AIM OF THE EXERCISE: An exact copy of every record is needed.

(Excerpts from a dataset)
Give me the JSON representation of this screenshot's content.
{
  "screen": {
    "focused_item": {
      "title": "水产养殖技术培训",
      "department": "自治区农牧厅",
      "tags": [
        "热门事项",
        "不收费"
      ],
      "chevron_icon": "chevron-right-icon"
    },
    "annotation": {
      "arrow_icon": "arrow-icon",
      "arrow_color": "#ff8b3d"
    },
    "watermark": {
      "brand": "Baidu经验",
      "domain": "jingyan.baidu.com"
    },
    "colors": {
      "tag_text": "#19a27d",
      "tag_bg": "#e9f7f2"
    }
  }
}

TASK RESPONSE:
Give me the JSON representation of this screenshot's content.
{
  "screen": {
    "focused_item": {
      "title": "水产养殖技术培训",
      "department": "自治区农牧厅",
      "tags": [
        "热门事项",
        "不收费"
      ],
      "chevron_icon": "chevron-right-icon"
    },
    "annotation": {
      "arrow_icon": "arrow-icon",
      "arrow_color": "#ff8b3d"
    },
    "watermark": {
      "brand": "Baidu经验",
      "domain": "jingyan.baidu.com"
    },
    "colors": {
      "tag_text": "#19a27d",
      "tag_bg": "#e9f7f2"
    }
  }
}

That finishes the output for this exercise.